* Task instructions: Your answer should be each line of the entries that contains the word "Shift", copied in full.
▬▬▬▬▬▬▬▬▬▬
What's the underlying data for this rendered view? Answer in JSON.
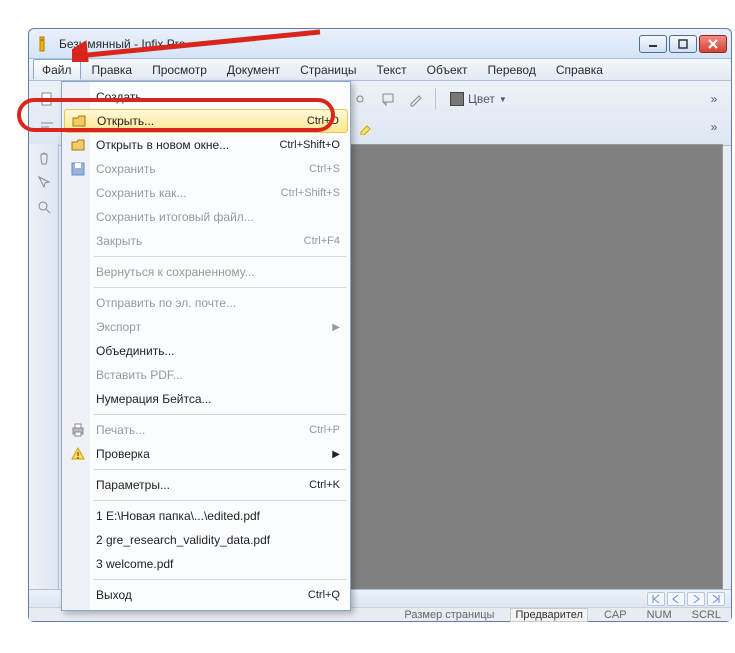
{
  "window": {
    "title": "Безымянный - Infix Pro"
  },
  "menubar": [
    "Файл",
    "Правка",
    "Просмотр",
    "Документ",
    "Страницы",
    "Текст",
    "Объект",
    "Перевод",
    "Справка"
  ],
  "toolbar_color_label": "Цвет",
  "dropdown": {
    "items": [
      {
        "label": "Создать...",
        "shortcut": "",
        "enabled": true,
        "type": "item"
      },
      {
        "label": "Открыть...",
        "shortcut": "Ctrl+O",
        "enabled": true,
        "icon": "open",
        "highlight": true,
        "type": "item"
      },
      {
        "label": "Открыть в новом окне...",
        "shortcut": "Ctrl+Shift+O",
        "enabled": true,
        "icon": "open",
        "type": "item"
      },
      {
        "label": "Сохранить",
        "shortcut": "Ctrl+S",
        "enabled": false,
        "icon": "save",
        "type": "item"
      },
      {
        "label": "Сохранить как...",
        "shortcut": "Ctrl+Shift+S",
        "enabled": false,
        "type": "item"
      },
      {
        "label": "Сохранить итоговый файл...",
        "shortcut": "",
        "enabled": false,
        "type": "item"
      },
      {
        "label": "Закрыть",
        "shortcut": "Ctrl+F4",
        "enabled": false,
        "type": "item"
      },
      {
        "type": "sep"
      },
      {
        "label": "Вернуться к сохраненному...",
        "shortcut": "",
        "enabled": false,
        "type": "item"
      },
      {
        "type": "sep"
      },
      {
        "label": "Отправить по эл. почте...",
        "shortcut": "",
        "enabled": false,
        "type": "item"
      },
      {
        "label": "Экспорт",
        "shortcut": "",
        "enabled": false,
        "type": "submenu"
      },
      {
        "label": "Объединить...",
        "shortcut": "",
        "enabled": true,
        "type": "item"
      },
      {
        "label": "Вставить PDF...",
        "shortcut": "",
        "enabled": false,
        "type": "item"
      },
      {
        "label": "Нумерация Бейтса...",
        "shortcut": "",
        "enabled": true,
        "type": "item"
      },
      {
        "type": "sep"
      },
      {
        "label": "Печать...",
        "shortcut": "Ctrl+P",
        "enabled": false,
        "icon": "print",
        "type": "item"
      },
      {
        "label": "Проверка",
        "shortcut": "",
        "enabled": true,
        "icon": "warn",
        "type": "submenu"
      },
      {
        "type": "sep"
      },
      {
        "label": "Параметры...",
        "shortcut": "Ctrl+K",
        "enabled": true,
        "type": "item"
      },
      {
        "type": "sep"
      },
      {
        "label": "1 E:\\Новая папка\\...\\edited.pdf",
        "shortcut": "",
        "enabled": true,
        "type": "item"
      },
      {
        "label": "2 gre_research_validity_data.pdf",
        "shortcut": "",
        "enabled": true,
        "type": "item"
      },
      {
        "label": "3 welcome.pdf",
        "shortcut": "",
        "enabled": true,
        "type": "item"
      },
      {
        "type": "sep"
      },
      {
        "label": "Выход",
        "shortcut": "Ctrl+Q",
        "enabled": true,
        "type": "item"
      }
    ]
  },
  "status": {
    "page_size": "Размер страницы",
    "preview": "Предварител",
    "cap": "CAP",
    "num": "NUM",
    "scrl": "SCRL"
  }
}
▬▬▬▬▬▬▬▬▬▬
* Answer for the task:
        "shortcut": "Ctrl+Shift+O",
        "shortcut": "Ctrl+Shift+S",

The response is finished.